** Information shown follows **

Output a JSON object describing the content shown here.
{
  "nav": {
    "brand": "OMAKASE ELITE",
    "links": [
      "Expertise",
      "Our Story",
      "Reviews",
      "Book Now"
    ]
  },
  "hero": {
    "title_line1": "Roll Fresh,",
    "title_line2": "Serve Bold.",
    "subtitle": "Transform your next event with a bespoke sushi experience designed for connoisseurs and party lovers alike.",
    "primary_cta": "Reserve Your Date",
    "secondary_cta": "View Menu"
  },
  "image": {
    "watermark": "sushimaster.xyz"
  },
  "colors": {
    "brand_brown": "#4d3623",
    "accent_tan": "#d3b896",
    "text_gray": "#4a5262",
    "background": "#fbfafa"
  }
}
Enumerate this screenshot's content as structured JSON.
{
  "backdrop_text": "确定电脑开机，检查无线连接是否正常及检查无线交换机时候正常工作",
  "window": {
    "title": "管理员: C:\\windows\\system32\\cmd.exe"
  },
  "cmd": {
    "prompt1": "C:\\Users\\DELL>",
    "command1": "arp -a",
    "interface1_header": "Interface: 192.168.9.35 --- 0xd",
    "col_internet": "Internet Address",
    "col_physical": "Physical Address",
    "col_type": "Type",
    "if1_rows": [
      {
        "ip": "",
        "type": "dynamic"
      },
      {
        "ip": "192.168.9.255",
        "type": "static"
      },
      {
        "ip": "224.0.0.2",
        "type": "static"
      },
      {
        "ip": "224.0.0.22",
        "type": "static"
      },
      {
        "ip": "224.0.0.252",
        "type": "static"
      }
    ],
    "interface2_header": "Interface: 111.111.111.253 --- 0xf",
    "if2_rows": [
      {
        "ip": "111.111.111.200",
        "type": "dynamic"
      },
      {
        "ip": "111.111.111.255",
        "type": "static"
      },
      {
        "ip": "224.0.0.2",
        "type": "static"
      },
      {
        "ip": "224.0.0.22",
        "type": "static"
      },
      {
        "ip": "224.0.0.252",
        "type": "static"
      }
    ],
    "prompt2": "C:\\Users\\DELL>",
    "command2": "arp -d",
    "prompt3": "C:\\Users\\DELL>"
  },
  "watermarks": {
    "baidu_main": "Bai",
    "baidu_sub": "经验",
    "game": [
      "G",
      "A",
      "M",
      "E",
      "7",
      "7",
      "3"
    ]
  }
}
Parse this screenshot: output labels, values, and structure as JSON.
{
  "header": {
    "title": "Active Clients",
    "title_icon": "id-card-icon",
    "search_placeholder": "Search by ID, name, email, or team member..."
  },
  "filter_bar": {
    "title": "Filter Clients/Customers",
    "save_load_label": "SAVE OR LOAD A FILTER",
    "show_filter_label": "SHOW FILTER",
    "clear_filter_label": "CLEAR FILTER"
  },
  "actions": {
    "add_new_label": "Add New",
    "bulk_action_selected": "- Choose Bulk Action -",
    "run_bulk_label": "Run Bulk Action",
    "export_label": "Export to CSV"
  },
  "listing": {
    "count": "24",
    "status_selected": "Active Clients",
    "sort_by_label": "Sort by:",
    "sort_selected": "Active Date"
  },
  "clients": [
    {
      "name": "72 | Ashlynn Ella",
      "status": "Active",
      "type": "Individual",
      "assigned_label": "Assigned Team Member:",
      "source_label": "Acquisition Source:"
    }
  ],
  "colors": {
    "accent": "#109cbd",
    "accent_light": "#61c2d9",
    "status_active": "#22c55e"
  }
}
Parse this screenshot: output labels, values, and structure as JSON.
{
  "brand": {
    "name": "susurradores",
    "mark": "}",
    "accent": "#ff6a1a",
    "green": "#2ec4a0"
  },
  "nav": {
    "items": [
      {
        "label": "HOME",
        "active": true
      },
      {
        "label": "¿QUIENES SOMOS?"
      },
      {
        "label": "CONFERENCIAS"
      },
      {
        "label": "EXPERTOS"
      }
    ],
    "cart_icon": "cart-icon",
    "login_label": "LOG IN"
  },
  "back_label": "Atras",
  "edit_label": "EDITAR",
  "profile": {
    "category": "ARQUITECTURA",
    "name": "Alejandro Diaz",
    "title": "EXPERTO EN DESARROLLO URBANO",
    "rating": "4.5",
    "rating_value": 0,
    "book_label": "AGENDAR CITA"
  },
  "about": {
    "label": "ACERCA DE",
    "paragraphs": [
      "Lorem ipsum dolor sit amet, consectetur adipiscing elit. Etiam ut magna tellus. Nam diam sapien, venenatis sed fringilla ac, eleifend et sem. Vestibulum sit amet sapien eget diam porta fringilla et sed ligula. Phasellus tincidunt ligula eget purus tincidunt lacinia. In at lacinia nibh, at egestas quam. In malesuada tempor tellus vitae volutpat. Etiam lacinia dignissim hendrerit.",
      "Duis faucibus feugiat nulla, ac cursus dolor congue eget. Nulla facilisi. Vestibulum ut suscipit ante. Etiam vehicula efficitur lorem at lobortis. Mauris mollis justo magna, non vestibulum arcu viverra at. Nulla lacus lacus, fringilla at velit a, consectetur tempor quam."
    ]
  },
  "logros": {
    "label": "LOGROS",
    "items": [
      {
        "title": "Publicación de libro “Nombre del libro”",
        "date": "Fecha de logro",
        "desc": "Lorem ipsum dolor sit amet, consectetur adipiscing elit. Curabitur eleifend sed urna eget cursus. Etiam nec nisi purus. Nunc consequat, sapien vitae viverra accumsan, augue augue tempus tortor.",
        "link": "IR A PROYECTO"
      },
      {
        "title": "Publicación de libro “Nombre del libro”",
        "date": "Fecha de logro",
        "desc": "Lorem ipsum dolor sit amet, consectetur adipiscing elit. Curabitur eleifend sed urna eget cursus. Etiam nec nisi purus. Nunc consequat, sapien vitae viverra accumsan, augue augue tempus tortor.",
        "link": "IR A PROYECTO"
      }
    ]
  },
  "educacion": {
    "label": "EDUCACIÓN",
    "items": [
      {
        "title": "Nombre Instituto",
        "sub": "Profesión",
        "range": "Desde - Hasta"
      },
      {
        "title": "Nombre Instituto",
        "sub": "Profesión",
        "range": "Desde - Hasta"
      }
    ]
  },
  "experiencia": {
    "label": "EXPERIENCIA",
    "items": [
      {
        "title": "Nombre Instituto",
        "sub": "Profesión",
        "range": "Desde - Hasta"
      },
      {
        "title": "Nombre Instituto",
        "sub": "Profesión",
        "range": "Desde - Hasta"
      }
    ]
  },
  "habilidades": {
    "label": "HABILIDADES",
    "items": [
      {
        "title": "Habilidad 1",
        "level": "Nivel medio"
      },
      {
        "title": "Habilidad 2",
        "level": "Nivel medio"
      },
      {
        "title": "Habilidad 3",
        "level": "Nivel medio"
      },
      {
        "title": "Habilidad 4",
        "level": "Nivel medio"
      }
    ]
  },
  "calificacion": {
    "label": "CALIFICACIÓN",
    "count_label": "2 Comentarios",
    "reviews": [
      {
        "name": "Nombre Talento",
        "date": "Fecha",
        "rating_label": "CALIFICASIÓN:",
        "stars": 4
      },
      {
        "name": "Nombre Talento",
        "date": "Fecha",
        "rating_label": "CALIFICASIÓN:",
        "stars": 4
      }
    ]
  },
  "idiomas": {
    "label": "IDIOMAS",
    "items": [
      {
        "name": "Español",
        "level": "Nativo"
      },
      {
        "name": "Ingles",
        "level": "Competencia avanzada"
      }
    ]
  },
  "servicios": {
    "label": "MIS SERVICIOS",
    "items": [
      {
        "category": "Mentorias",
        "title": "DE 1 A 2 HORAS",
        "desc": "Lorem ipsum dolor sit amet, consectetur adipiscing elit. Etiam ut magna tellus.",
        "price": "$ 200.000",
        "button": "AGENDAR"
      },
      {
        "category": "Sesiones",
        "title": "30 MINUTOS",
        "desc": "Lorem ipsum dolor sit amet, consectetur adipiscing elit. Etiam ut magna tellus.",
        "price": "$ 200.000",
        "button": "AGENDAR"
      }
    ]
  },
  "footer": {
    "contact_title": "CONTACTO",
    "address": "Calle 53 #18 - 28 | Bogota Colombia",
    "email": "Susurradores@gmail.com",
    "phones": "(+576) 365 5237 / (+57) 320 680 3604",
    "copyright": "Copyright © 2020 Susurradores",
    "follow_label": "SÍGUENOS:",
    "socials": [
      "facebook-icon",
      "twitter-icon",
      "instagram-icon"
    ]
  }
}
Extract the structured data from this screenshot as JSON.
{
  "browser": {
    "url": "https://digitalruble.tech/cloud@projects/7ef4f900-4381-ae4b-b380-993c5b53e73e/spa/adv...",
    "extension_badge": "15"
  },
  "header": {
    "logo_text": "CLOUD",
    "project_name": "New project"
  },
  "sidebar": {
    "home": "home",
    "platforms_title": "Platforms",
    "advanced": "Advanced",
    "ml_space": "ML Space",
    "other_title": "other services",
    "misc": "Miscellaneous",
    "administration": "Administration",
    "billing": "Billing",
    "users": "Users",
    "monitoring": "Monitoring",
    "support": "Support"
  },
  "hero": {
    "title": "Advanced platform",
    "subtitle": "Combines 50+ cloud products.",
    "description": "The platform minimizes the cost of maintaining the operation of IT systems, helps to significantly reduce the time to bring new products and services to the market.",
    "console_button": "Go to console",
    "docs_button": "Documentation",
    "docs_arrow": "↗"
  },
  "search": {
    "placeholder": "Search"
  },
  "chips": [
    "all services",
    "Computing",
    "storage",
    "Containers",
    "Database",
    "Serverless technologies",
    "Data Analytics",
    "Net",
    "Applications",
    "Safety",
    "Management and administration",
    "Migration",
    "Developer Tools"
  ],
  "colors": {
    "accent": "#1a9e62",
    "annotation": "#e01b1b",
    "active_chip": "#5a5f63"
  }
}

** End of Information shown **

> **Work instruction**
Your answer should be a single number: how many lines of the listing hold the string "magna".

> **Answer below**
4